swallow up entire buildings, houses, trees, and even people. While such a description sounds like a scene from a disaster or science fiction film, incidents like this actually can and do occur around the world as sinkhole events. Essentially, a sinkhole is a depressed area in the ground that contains no natural external drainage. Because of the lack of drainage, all of the water that collects within the sinkhole remains and then drains down to the subsurface. Sinkholes vary in size from 1m to 600m wide, and are found throughout the world. In addition to their other destructive impacts (such as the capacity to swallow entire buildings), they can also lead to the contamination of local water resources¹.
So what causes sinkholes?
Sinkholes occur most commonly in areas known as “karst terrain,” where there are dissolvable types of rocks below the ground’s surface that can be eroded by both groundwater and rainwater. Such soluble rocks include salt beds and domes, gypsum, and limestone.

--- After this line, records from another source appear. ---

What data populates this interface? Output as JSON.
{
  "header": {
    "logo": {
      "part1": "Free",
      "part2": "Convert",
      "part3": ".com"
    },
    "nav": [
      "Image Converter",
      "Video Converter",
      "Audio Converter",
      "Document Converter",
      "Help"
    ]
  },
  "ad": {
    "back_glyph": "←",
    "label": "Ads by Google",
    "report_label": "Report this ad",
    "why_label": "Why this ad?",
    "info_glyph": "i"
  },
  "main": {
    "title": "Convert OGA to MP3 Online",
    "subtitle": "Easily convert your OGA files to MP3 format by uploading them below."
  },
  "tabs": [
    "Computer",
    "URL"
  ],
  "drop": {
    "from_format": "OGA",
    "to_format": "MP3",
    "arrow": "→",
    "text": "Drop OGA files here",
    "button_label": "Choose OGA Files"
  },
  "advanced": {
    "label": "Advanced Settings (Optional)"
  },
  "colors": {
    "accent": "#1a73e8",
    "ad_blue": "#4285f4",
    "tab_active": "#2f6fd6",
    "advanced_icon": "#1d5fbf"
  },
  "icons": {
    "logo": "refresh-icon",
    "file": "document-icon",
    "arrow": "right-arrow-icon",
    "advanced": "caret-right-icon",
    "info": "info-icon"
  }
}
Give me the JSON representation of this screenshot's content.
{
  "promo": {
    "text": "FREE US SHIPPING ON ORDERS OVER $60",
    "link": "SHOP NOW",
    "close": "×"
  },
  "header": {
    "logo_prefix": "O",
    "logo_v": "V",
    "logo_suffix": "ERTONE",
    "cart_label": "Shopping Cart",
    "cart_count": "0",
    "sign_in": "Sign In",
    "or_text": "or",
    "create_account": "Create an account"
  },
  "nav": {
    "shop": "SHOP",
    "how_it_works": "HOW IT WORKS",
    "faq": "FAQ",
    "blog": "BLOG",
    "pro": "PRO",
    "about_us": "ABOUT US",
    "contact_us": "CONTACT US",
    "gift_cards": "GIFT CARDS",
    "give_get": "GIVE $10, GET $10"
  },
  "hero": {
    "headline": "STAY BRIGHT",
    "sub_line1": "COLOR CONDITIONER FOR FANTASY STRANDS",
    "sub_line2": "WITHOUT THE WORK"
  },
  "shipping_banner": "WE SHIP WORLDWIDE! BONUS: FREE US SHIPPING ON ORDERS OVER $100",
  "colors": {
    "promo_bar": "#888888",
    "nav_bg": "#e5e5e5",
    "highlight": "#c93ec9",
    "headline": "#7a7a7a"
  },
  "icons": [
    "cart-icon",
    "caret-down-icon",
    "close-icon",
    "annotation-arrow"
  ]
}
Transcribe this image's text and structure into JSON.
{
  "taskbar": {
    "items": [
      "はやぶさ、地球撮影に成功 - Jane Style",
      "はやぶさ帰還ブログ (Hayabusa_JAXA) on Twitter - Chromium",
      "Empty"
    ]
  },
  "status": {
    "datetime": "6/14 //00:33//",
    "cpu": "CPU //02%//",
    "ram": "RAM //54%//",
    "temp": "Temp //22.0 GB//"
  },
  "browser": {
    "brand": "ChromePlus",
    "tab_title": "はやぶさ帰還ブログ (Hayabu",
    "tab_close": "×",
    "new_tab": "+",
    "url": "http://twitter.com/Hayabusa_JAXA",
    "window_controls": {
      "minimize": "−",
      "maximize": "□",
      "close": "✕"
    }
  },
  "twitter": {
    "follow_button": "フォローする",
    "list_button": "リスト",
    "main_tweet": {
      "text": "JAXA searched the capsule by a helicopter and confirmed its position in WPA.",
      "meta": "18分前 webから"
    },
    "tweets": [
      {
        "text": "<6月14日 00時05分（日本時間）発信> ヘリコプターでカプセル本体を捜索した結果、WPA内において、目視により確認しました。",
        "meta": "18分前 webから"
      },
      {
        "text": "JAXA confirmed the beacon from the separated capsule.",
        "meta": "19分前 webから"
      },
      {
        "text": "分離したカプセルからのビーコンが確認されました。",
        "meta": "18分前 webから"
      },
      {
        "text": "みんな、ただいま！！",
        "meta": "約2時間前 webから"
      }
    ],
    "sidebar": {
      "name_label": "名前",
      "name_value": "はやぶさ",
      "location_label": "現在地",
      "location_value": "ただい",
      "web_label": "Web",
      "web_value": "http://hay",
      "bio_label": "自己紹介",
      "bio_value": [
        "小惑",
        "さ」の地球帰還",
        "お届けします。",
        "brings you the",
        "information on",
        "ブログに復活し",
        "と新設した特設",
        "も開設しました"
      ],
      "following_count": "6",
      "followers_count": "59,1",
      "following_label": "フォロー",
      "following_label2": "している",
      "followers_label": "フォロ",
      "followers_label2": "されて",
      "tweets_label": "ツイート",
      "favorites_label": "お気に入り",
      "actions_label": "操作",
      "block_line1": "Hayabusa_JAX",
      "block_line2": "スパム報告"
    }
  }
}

When it rains, the rainwater (which is naturally acidic) dissolves the soluble rock and forms spaces and caverns below ground. Over time, the underground spaces continue to grow larger and larger while the land above remains intact. Eventually (such a process can take hundreds or thousands of years under natural conditions as the water slowly dissolves the rock), the spaces get so large that the land above them can no longer be supported. Without this necessary support from below, a collapse of the land surface can occur, sometimes quite suddenly. Thus, a sinkhole is “born.”
Sinkhole collapses occur more frequently after intensive rain events, but they can also occur during times of drought when groundwater levels have significantly decreased, leading to a greater risk of a collapse of the ground above. In a world with a greater variability in rainfall and drought events due to climate change, sinkhole events may increase in number around the world².
In addition to naturally-produced sinkholes, there can also be man-induced sinkholes. Such sinkholes can be caused by old mines, leaky faucets, when sewers and waterlines crack and collapse, during groundwater pumping, and during construction. Industrial and runoff storage ponds may place quite a deal of weight on the subsurface below and can also lead to a collapse of the ground beneath.
When groundwater is pumped in order to provide urban water supplies and for use in irrigation, the delicate balance of the groundwater fluid pressure can be disrupted and the groundwater level itself can be lowered. Both of these processes can lead to a collapse of the soil above, forming a sinkhole.
There are two types of sinkholes²:
- Cover-collapse sinkholes, which develop over a period of a few hours, leading to large amounts of damage quickly.
- Cover-subsidence sinkholes, which develop much more gradually as the ground subsides or is depleted. Such events can go undetected for long periods of time.
The detection of sinkholes:
To determine if your property has a potential vulnerability for the development of sinkholes, it is important to regularly monitor your landscape for any slumping trees or fence posts, water collecting in areas where it has not previously collected, structural cracks in walls, and the wilting of small circular areas of vegetation. These warning signs can potentially indicate if there is a sinkhole that is currently forming on your property.
You can also find out if you live in a region that contains underlying soluble rock by checking with local, territorial, or national government offices and geological surveys such as the United States Geological Survey (USGS). However, even with these indicators, it is still not always easy to predict where a sinkhole event will occur.
Scientists are currently working on developing effective methods to find the underground cavities that might develop into sinkholes, including the use of radar, seismography, and electrical resistance. Since 10% of the world’s land area is estimated to contain karst topography, the development of such detection methods could go a long way in preventing the catastrophic damages that are associated with sinkholes².